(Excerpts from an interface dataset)

:::

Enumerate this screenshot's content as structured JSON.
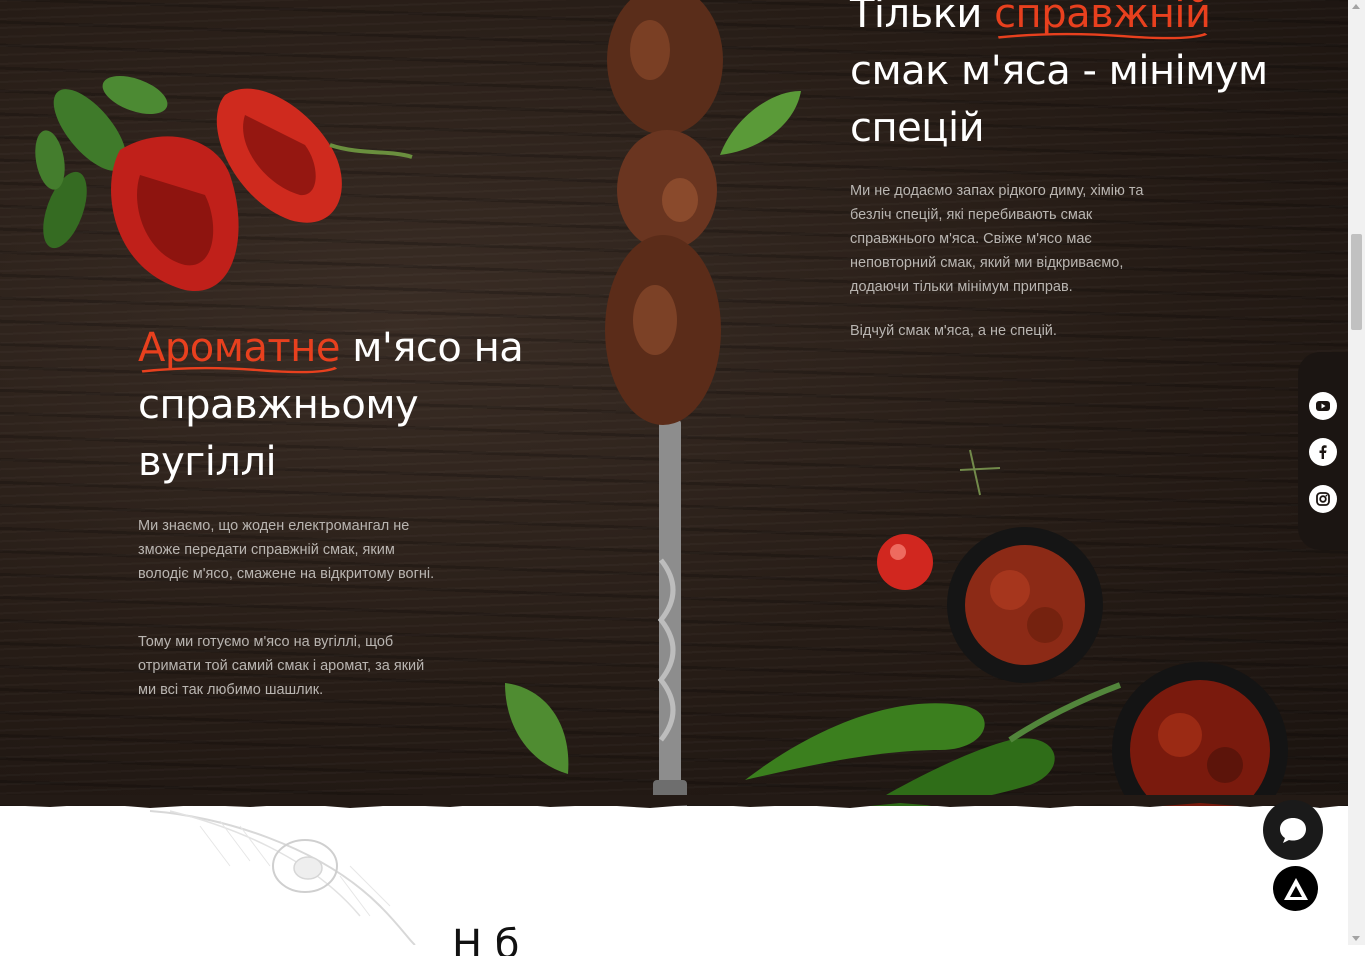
{
  "left_block": {
    "heading_accent": "Ароматне",
    "heading_rest": " м'ясо на справжньому вугіллі",
    "paragraph_1": "Ми знаємо, що жоден електромангал не зможе передати справжній смак, яким володіє м'ясо, смажене на відкритому вогні.",
    "paragraph_2": "Тому ми готуємо м'ясо на вугіллі, щоб отримати той самий смак і аромат, за який ми всі так любимо шашлик."
  },
  "right_block": {
    "heading_lead": "Тільки ",
    "heading_accent": "справжній",
    "heading_rest": " смак м'яса - мінімум спецій",
    "paragraph_1": "Ми не додаємо запах рідкого диму, хімію та безліч спецій, які перебивають смак справжнього м'яса. Свіже м'ясо має неповторний смак, який ми відкриваємо, додаючи тільки мінімум приправ.",
    "paragraph_2": "Відчуй смак м'яса, а не спецій."
  },
  "social": {
    "items": [
      {
        "icon": "youtube-icon"
      },
      {
        "icon": "facebook-icon"
      },
      {
        "icon": "instagram-icon"
      }
    ]
  },
  "next_section": {
    "heading_partial": "Н                    б"
  },
  "colors": {
    "accent": "#e8401e",
    "background_wood": "#261c16",
    "text_light": "#b9b5b1"
  }
}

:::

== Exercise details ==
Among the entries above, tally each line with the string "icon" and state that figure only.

== Result ==
3